### Dataset
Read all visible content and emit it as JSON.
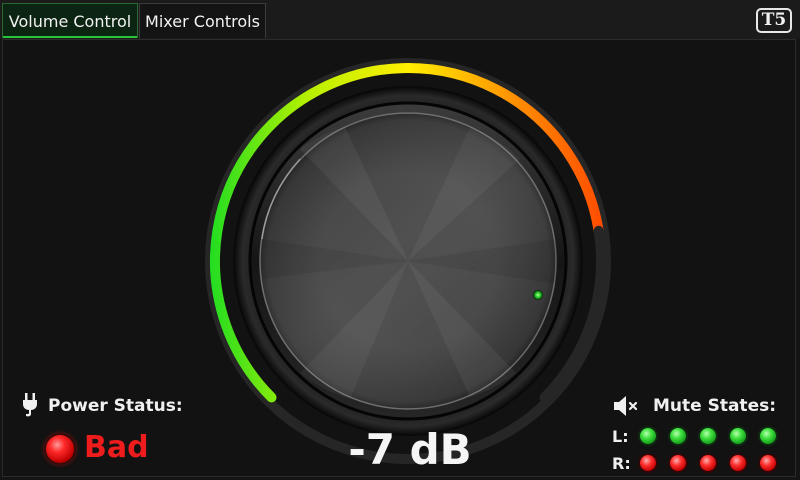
{
  "tabs": [
    {
      "label": "Volume Control",
      "active": true
    },
    {
      "label": "Mixer Controls",
      "active": false
    }
  ],
  "logo": {
    "text": "T5"
  },
  "volume": {
    "readout": "-7 dB",
    "level_fraction": 0.8,
    "arc_gradient": [
      "#22dd22",
      "#b8f000",
      "#ffee00",
      "#ff8c00",
      "#ff4a00"
    ]
  },
  "power": {
    "label": "Power Status:",
    "value": "Bad",
    "icon": "plug-icon",
    "status_color": "#ee1c1c"
  },
  "mute": {
    "label": "Mute States:",
    "icon": "speaker-muted-icon",
    "left_label": "L:",
    "right_label": "R:",
    "left_states": [
      "on",
      "on",
      "on",
      "on",
      "on"
    ],
    "right_states": [
      "muted",
      "muted",
      "muted",
      "muted",
      "muted"
    ]
  }
}
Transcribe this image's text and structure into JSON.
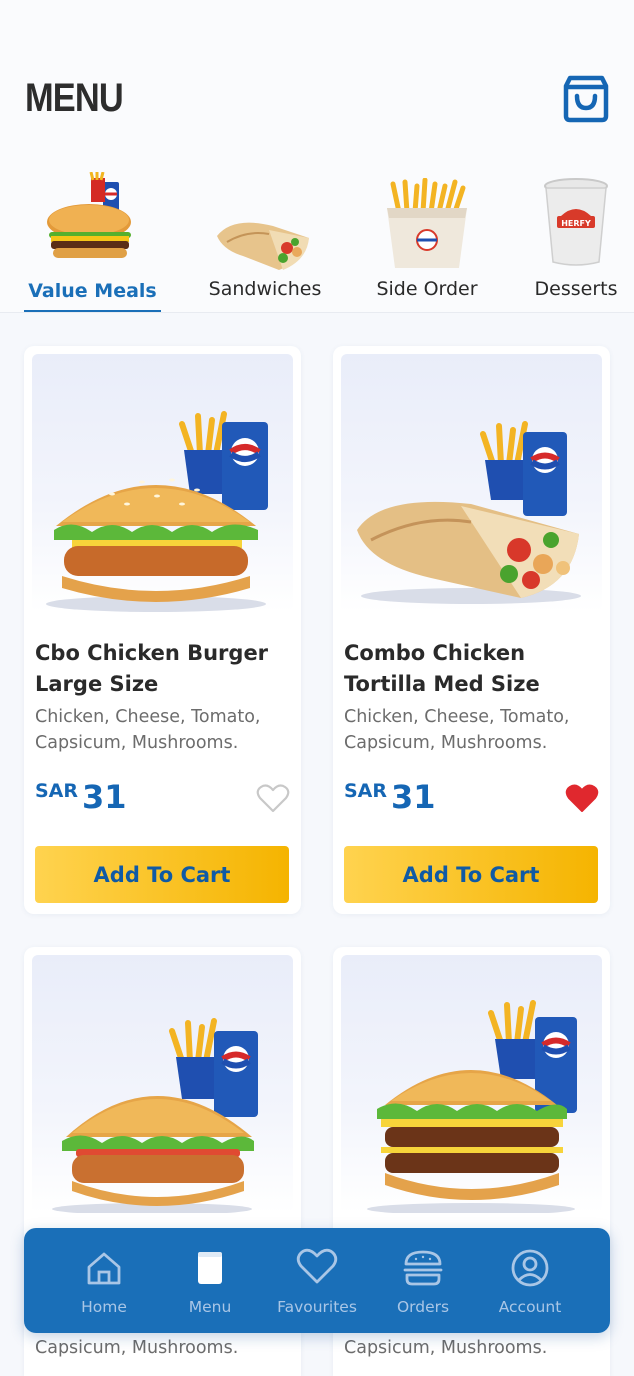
{
  "header": {
    "title": "MENU",
    "cart_icon": "shopping-bag-icon"
  },
  "categories": [
    {
      "label": "Value Meals",
      "icon": "burger-meal-icon",
      "active": true
    },
    {
      "label": "Sandwiches",
      "icon": "wrap-icon",
      "active": false
    },
    {
      "label": "Side Order",
      "icon": "fries-icon",
      "active": false
    },
    {
      "label": "Desserts",
      "icon": "dessert-cup-icon",
      "active": false
    }
  ],
  "products": [
    {
      "name": "Cbo Chicken Burger Large Size",
      "description": "Chicken, Cheese, Tomato, Capsicum, Mushrooms.",
      "currency": "SAR",
      "price": "31",
      "favourite": false,
      "cta": "Add To Cart"
    },
    {
      "name": "Combo Chicken Tortilla Med Size",
      "description": "Chicken, Cheese, Tomato, Capsicum, Mushrooms.",
      "currency": "SAR",
      "price": "31",
      "favourite": true,
      "cta": "Add To Cart"
    },
    {
      "name": "",
      "description": "Capsicum, Mushrooms."
    },
    {
      "name": "",
      "description": "Capsicum, Mushrooms."
    }
  ],
  "nav": [
    {
      "label": "Home",
      "icon": "home-icon",
      "active": false
    },
    {
      "label": "Menu",
      "icon": "menu-icon",
      "active": true
    },
    {
      "label": "Favourites",
      "icon": "heart-icon",
      "active": false
    },
    {
      "label": "Orders",
      "icon": "burger-icon",
      "active": false
    },
    {
      "label": "Account",
      "icon": "user-icon",
      "active": false
    }
  ],
  "colors": {
    "primary": "#1a6fb8",
    "accent": "#f5b400",
    "favourite": "#e0282e"
  }
}
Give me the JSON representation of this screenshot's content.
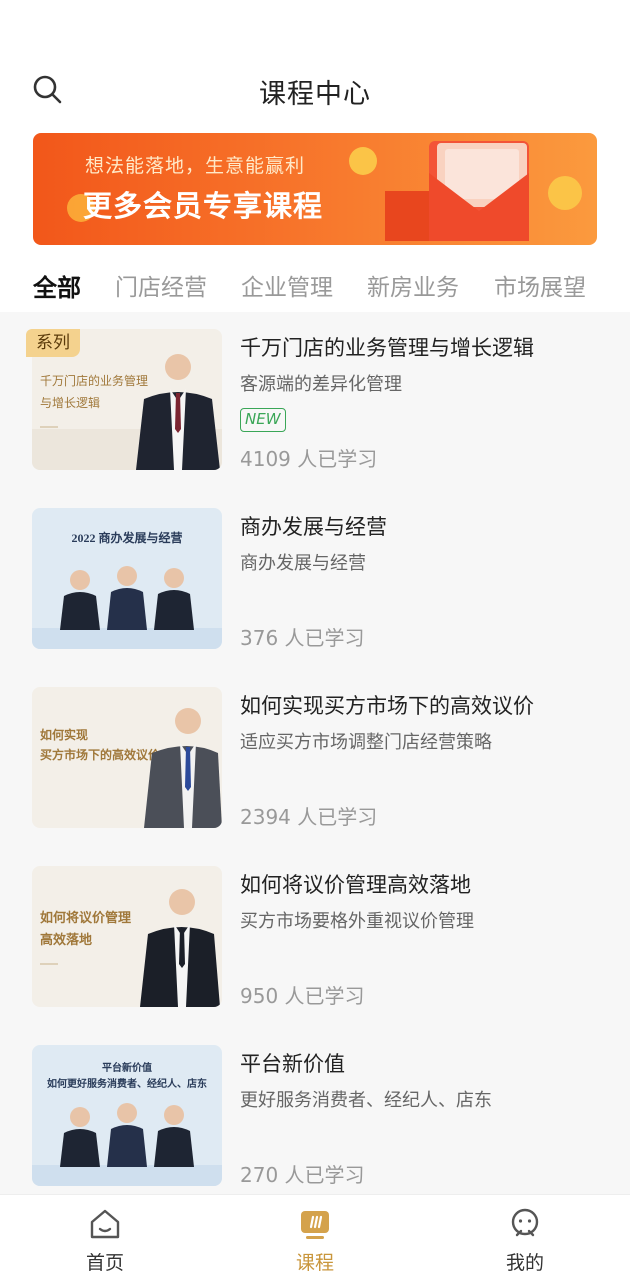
{
  "header": {
    "title": "课程中心",
    "search_icon": "search-icon"
  },
  "banner": {
    "subtitle": "想法能落地，生意能赢利",
    "headline": "更多会员专享课程",
    "coin_symbol": "¥",
    "colors": {
      "start": "#f2571a",
      "end": "#fb9a3e"
    }
  },
  "tabs": [
    {
      "label": "全部",
      "active": true
    },
    {
      "label": "门店经营",
      "active": false
    },
    {
      "label": "企业管理",
      "active": false
    },
    {
      "label": "新房业务",
      "active": false
    },
    {
      "label": "市场展望",
      "active": false
    }
  ],
  "courses": [
    {
      "badge": "系列",
      "title": "千万门店的业务管理与增长逻辑",
      "subtitle": "客源端的差异化管理",
      "tag": "NEW",
      "count": "4109 人已学习",
      "thumb": {
        "lines": [
          "千万门店的业务管理",
          "与增长逻辑"
        ]
      }
    },
    {
      "title": "商办发展与经营",
      "subtitle": "商办发展与经营",
      "count": "376 人已学习",
      "thumb": {
        "lines": [
          "2022 商办发展与经营"
        ]
      }
    },
    {
      "title": "如何实现买方市场下的高效议价",
      "subtitle": "适应买方市场调整门店经营策略",
      "count": "2394 人已学习",
      "thumb": {
        "lines": [
          "如何实现",
          "买方市场下的高效议价"
        ]
      }
    },
    {
      "title": "如何将议价管理高效落地",
      "subtitle": "买方市场要格外重视议价管理",
      "count": "950 人已学习",
      "thumb": {
        "lines": [
          "如何将议价管理",
          "高效落地"
        ]
      }
    },
    {
      "title": "平台新价值",
      "subtitle": "更好服务消费者、经纪人、店东",
      "count": "270 人已学习",
      "thumb": {
        "lines": [
          "平台新价值",
          "如何更好服务消费者、经纪人、店东"
        ]
      }
    }
  ],
  "tabbar": [
    {
      "label": "首页",
      "icon": "home-icon",
      "active": false
    },
    {
      "label": "课程",
      "icon": "course-icon",
      "active": true
    },
    {
      "label": "我的",
      "icon": "profile-icon",
      "active": false
    }
  ],
  "colors": {
    "accent": "#c9963c",
    "new_tag": "#3aa657",
    "badge_bg": "#f4d28e"
  }
}
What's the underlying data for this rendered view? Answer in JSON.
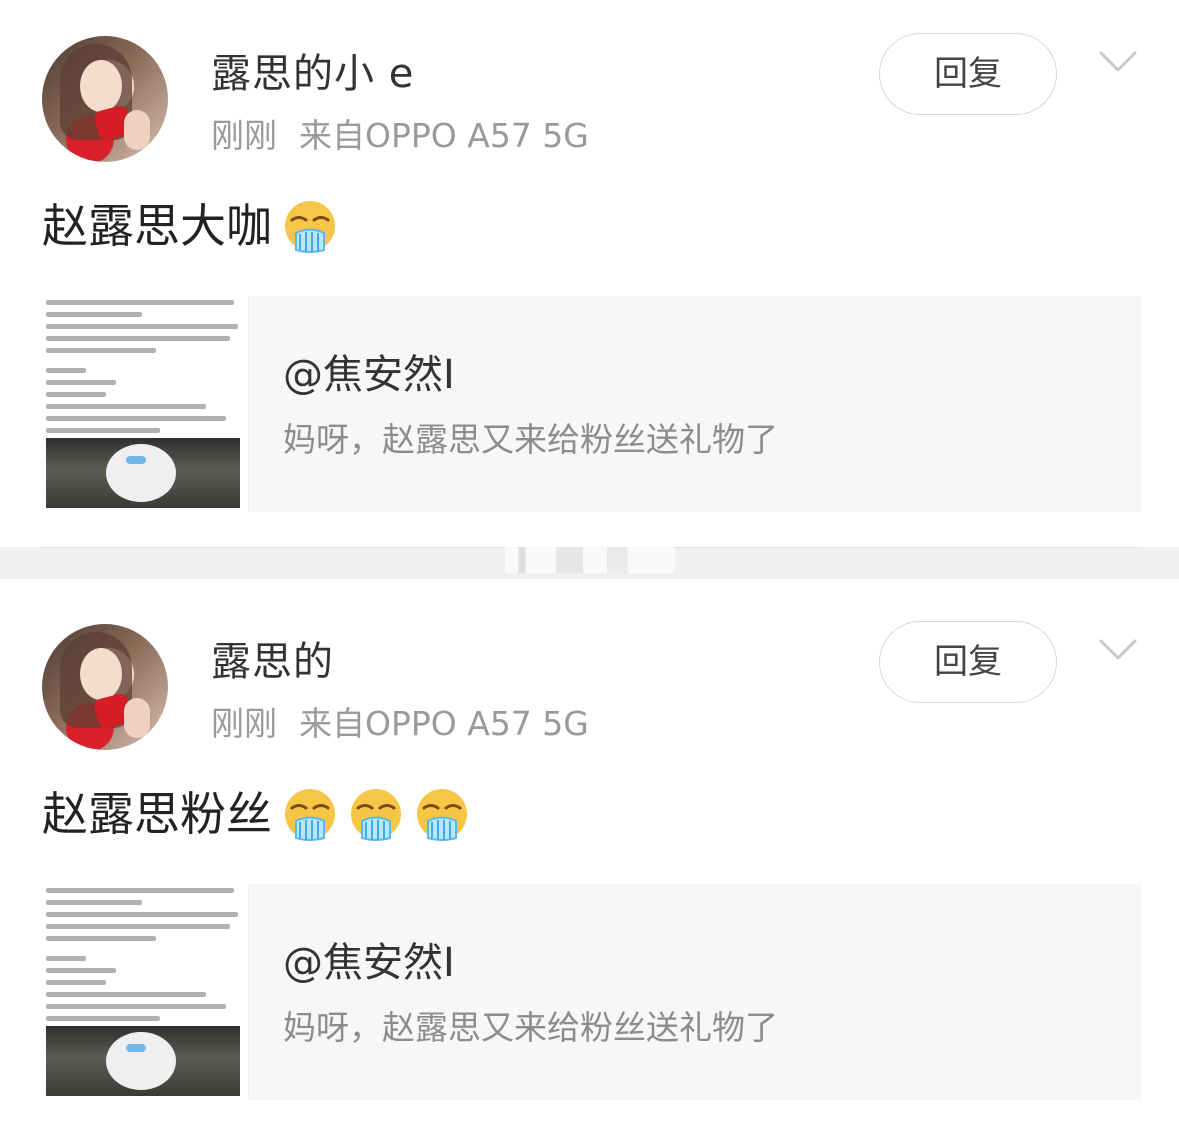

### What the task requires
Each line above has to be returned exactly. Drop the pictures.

### Completed exercise
Read all visible content and emit it as JSON.
{
  "tabs": [
    {
      "label": "Volume Control",
      "active": true
    },
    {
      "label": "Mixer Controls",
      "active": false
    }
  ],
  "logo": {
    "text": "T5"
  },
  "volume": {
    "readout": "-7 dB",
    "level_fraction": 0.8,
    "arc_gradient": [
      "#22dd22",
      "#b8f000",
      "#ffee00",
      "#ff8c00",
      "#ff4a00"
    ]
  },
  "power": {
    "label": "Power Status:",
    "value": "Bad",
    "icon": "plug-icon",
    "status_color": "#ee1c1c"
  },
  "mute": {
    "label": "Mute States:",
    "icon": "speaker-muted-icon",
    "left_label": "L:",
    "right_label": "R:",
    "left_states": [
      "on",
      "on",
      "on",
      "on",
      "on"
    ],
    "right_states": [
      "muted",
      "muted",
      "muted",
      "muted",
      "muted"
    ]
  }
}
Transcribe this image's text and structure into JSON.
{
  "header": {
    "title": "MENU",
    "cart_icon": "shopping-bag-icon"
  },
  "categories": [
    {
      "label": "Value Meals",
      "icon": "burger-meal-icon",
      "active": true
    },
    {
      "label": "Sandwiches",
      "icon": "wrap-icon",
      "active": false
    },
    {
      "label": "Side Order",
      "icon": "fries-icon",
      "active": false
    },
    {
      "label": "Desserts",
      "icon": "dessert-cup-icon",
      "active": false
    }
  ],
  "products": [
    {
      "name": "Cbo Chicken Burger Large Size",
      "description": "Chicken, Cheese, Tomato, Capsicum, Mushrooms.",
      "currency": "SAR",
      "price": "31",
      "favourite": false,
      "cta": "Add To Cart"
    },
    {
      "name": "Combo Chicken Tortilla Med Size",
      "description": "Chicken, Cheese, Tomato, Capsicum, Mushrooms.",
      "currency": "SAR",
      "price": "31",
      "favourite": true,
      "cta": "Add To Cart"
    },
    {
      "name": "",
      "description": "Capsicum, Mushrooms."
    },
    {
      "name": "",
      "description": "Capsicum, Mushrooms."
    }
  ],
  "nav": [
    {
      "label": "Home",
      "icon": "home-icon",
      "active": false
    },
    {
      "label": "Menu",
      "icon": "menu-icon",
      "active": true
    },
    {
      "label": "Favourites",
      "icon": "heart-icon",
      "active": false
    },
    {
      "label": "Orders",
      "icon": "burger-icon",
      "active": false
    },
    {
      "label": "Account",
      "icon": "user-icon",
      "active": false
    }
  ],
  "colors": {
    "primary": "#1a6fb8",
    "accent": "#f5b400",
    "favourite": "#e0282e"
  }
}
Give me the JSON representation of this screenshot's content.
{
  "header": {
    "title": "课程中心",
    "search_icon": "search-icon"
  },
  "banner": {
    "subtitle": "想法能落地，生意能赢利",
    "headline": "更多会员专享课程",
    "coin_symbol": "¥",
    "colors": {
      "start": "#f2571a",
      "end": "#fb9a3e"
    }
  },
  "tabs": [
    {
      "label": "全部",
      "active": true
    },
    {
      "label": "门店经营",
      "active": false
    },
    {
      "label": "企业管理",
      "active": false
    },
    {
      "label": "新房业务",
      "active": false
    },
    {
      "label": "市场展望",
      "active": false
    }
  ],
  "courses": [
    {
      "badge": "系列",
      "title": "千万门店的业务管理与增长逻辑",
      "subtitle": "客源端的差异化管理",
      "tag": "NEW",
      "count": "4109 人已学习",
      "thumb": {
        "lines": [
          "千万门店的业务管理",
          "与增长逻辑"
        ]
      }
    },
    {
      "title": "商办发展与经营",
      "subtitle": "商办发展与经营",
      "count": "376 人已学习",
      "thumb": {
        "lines": [
          "2022 商办发展与经营"
        ]
      }
    },
    {
      "title": "如何实现买方市场下的高效议价",
      "subtitle": "适应买方市场调整门店经营策略",
      "count": "2394 人已学习",
      "thumb": {
        "lines": [
          "如何实现",
          "买方市场下的高效议价"
        ]
      }
    },
    {
      "title": "如何将议价管理高效落地",
      "subtitle": "买方市场要格外重视议价管理",
      "count": "950 人已学习",
      "thumb": {
        "lines": [
          "如何将议价管理",
          "高效落地"
        ]
      }
    },
    {
      "title": "平台新价值",
      "subtitle": "更好服务消费者、经纪人、店东",
      "count": "270 人已学习",
      "thumb": {
        "lines": [
          "平台新价值",
          "如何更好服务消费者、经纪人、店东"
        ]
      }
    }
  ],
  "tabbar": [
    {
      "label": "首页",
      "icon": "home-icon",
      "active": false
    },
    {
      "label": "课程",
      "icon": "course-icon",
      "active": true
    },
    {
      "label": "我的",
      "icon": "profile-icon",
      "active": false
    }
  ],
  "colors": {
    "accent": "#c9963c",
    "new_tag": "#3aa657",
    "badge_bg": "#f4d28e"
  }
}
What's the underlying data for this rendered view? Answer in JSON.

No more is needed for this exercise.